The first stage of apple juicing is to reduce the apples to a pulp. There are two easy methods of achieving this. The first involves quartering the apples roughly and putting them through a blender. The second involves quartering and freezing the fruit. This breaks down the internal structure and, once brought out and de-frosted, they can be pulped quite easily by hand.
Next the pulp must be squeezed to extract the juice. Again 2 easy methods are available.
The first is suitable only if you want to do smaller quantities. You can squeeze by hand through a funnel into your prepared and sterilized bottles.
For larger quantities, and if as is likely you want to continue to go juicing each autumn, you would be wise to invest in a fruit press. A new apple press will set you back £100 or so which might get you reaching automatically for the marigold gloves and a bit of a work out to do it by hand. But if you are lucky in that you have several mature heavily fruiting apple trees then a press would be a good investment and should of course last for many years plus it is an enjoyable pastime to be looked forward too.
Another enjoyable aspect of apple juicing is that you can experiment and have fun blending different types and varieties. You can blend apples, but also blend with pear juice, redcucrant, blackcurrant or elderberry juice.
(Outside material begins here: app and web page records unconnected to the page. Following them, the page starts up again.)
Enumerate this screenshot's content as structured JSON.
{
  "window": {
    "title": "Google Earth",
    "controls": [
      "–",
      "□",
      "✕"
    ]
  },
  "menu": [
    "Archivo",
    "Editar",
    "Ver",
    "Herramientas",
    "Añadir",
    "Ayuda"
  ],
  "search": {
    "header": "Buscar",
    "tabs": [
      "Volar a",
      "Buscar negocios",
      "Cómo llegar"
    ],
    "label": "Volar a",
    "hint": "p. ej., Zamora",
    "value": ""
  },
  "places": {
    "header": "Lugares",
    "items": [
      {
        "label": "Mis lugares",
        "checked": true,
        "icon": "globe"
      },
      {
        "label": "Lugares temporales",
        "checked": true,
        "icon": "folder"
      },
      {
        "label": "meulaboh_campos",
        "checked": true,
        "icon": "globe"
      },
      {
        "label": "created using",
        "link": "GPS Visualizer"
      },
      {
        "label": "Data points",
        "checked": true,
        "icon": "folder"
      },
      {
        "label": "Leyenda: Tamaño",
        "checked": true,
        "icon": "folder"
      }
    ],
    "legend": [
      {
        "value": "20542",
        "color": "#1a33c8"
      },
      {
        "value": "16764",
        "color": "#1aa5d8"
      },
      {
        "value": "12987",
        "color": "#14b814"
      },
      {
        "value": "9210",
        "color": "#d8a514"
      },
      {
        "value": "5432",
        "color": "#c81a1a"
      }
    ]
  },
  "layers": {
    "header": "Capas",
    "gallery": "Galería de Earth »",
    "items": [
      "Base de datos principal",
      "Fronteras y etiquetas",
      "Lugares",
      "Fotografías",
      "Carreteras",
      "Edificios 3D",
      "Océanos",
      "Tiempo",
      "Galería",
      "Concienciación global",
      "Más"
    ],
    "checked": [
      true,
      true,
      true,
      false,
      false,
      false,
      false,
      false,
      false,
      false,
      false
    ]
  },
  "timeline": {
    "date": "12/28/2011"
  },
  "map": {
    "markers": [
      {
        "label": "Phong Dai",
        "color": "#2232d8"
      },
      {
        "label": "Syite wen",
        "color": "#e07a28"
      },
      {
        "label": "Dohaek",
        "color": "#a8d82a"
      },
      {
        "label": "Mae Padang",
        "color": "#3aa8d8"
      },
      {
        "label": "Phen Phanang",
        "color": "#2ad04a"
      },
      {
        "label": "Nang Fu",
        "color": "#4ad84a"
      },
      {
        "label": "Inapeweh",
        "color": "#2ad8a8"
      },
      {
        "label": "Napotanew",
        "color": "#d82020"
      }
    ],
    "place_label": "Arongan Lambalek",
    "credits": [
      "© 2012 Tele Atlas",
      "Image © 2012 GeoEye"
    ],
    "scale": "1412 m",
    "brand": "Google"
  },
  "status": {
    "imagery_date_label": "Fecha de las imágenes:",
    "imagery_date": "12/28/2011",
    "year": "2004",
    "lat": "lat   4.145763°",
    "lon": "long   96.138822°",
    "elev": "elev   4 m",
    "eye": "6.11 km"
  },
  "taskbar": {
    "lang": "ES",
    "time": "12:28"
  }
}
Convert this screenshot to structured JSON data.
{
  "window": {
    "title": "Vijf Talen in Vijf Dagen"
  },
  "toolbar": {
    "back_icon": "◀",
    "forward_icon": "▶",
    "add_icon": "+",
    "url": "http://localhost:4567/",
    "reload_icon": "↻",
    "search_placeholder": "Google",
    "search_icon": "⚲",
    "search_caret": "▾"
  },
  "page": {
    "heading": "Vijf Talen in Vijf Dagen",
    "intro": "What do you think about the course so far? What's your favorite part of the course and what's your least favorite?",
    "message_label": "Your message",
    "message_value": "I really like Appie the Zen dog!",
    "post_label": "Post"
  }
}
All varieties of apple are suitable for juicing but some will yield more than others. Most should give at least half their weight in juice. The juice itself is usually sweeter tasting and even Bramleys are used for juicing and ideal if you like slightly sharper tasting things.
Other varieties that are often used for juicing include Spartan, [sweet] James Grieve, [sharp] Egremont Russet [nutty] and Cox’s Orange Pippin [full bodied]
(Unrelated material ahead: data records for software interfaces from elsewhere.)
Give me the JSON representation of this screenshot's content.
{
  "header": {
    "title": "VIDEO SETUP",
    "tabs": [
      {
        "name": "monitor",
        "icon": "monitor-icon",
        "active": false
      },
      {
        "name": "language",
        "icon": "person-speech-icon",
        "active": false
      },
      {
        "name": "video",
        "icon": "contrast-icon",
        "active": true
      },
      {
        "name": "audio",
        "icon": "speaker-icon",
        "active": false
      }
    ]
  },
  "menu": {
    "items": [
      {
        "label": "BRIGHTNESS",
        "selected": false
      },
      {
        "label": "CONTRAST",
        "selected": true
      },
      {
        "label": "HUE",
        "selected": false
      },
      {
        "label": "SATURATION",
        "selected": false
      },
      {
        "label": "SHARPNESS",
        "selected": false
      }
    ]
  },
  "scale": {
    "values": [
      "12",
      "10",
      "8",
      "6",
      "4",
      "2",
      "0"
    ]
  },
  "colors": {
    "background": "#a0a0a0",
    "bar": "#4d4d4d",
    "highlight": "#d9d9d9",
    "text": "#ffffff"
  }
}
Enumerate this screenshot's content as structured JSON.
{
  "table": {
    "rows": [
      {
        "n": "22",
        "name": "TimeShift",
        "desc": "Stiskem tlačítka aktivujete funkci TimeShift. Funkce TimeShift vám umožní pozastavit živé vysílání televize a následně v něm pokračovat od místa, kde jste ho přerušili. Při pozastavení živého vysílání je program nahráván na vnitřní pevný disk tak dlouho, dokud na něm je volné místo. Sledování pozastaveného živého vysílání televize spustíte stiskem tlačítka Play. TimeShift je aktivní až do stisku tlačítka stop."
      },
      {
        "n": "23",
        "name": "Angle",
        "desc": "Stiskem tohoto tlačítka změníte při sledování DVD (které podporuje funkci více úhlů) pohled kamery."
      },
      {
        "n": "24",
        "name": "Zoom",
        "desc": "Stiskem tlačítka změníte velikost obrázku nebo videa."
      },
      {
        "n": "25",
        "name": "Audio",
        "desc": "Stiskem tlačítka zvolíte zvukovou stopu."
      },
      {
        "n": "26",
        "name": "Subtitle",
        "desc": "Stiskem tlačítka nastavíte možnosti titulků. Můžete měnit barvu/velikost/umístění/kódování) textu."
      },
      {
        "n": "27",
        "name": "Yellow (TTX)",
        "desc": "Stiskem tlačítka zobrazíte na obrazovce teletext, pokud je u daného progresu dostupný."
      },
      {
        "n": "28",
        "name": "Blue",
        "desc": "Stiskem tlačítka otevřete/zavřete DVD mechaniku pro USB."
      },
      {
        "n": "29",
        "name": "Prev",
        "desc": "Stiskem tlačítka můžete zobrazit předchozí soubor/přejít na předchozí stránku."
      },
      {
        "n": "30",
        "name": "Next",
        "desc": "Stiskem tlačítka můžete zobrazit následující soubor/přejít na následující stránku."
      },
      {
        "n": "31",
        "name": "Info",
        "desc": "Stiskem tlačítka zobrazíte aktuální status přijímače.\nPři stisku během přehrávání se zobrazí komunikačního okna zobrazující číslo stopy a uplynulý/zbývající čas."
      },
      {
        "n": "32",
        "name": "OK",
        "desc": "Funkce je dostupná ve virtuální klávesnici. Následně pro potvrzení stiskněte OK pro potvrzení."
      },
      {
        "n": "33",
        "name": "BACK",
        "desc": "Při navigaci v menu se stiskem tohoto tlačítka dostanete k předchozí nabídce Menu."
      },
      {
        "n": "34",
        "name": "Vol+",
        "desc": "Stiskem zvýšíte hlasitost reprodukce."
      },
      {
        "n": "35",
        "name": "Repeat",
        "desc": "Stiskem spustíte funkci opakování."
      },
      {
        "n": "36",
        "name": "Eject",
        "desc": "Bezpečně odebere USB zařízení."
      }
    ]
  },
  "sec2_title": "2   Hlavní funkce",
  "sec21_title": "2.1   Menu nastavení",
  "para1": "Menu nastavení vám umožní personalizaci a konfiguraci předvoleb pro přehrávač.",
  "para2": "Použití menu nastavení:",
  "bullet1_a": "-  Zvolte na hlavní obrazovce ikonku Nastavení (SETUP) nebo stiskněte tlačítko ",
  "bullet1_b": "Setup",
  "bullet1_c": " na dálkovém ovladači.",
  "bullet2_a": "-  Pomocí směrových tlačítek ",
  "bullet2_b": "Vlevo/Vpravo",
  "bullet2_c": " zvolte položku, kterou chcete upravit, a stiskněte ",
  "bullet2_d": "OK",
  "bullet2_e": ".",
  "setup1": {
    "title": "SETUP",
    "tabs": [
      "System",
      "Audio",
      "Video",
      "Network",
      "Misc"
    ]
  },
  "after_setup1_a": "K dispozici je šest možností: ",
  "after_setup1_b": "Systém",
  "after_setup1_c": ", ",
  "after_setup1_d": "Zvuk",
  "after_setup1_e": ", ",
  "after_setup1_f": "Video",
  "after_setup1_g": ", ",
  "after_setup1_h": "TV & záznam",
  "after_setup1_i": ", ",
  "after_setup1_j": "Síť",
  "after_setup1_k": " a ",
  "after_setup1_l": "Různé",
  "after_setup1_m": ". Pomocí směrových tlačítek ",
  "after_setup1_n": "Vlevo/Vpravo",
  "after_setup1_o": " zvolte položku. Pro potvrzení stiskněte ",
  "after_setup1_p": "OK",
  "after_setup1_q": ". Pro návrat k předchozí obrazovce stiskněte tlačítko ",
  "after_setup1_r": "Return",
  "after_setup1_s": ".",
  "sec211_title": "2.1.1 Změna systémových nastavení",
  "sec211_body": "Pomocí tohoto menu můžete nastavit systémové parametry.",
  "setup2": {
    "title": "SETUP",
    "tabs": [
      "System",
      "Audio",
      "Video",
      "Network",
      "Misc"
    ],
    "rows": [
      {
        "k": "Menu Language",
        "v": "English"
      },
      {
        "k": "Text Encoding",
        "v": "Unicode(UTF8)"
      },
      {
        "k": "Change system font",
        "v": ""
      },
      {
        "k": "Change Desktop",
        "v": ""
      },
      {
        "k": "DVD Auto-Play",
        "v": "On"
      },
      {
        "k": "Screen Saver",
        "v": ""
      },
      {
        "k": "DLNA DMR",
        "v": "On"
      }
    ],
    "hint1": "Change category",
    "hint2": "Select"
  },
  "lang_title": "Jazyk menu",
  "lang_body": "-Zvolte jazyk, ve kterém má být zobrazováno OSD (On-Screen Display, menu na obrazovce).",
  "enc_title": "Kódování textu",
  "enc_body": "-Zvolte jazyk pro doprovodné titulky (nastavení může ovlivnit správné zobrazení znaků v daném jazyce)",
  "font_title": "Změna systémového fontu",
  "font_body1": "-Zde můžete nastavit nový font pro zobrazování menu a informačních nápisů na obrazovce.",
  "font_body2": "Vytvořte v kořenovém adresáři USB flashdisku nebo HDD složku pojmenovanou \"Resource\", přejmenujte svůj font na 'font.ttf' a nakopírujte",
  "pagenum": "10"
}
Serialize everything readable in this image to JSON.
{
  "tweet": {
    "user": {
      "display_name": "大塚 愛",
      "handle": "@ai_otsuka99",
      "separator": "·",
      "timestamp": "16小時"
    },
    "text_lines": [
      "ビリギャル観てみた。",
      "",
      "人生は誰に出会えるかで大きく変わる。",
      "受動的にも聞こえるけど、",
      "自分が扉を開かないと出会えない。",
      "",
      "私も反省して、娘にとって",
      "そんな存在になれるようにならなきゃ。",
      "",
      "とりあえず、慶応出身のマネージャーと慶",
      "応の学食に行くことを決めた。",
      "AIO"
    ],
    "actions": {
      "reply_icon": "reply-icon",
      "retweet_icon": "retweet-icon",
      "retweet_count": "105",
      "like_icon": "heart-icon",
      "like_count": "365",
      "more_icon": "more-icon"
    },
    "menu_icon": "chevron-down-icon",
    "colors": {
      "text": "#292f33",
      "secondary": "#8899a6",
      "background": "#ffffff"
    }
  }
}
The bottles used to take the juice should be thoroughly clean and well sealed afterwards.
Sugar can be added to taste, if desired, and helps preserve the juice which should be kept as cool as possible after preparation and bottling.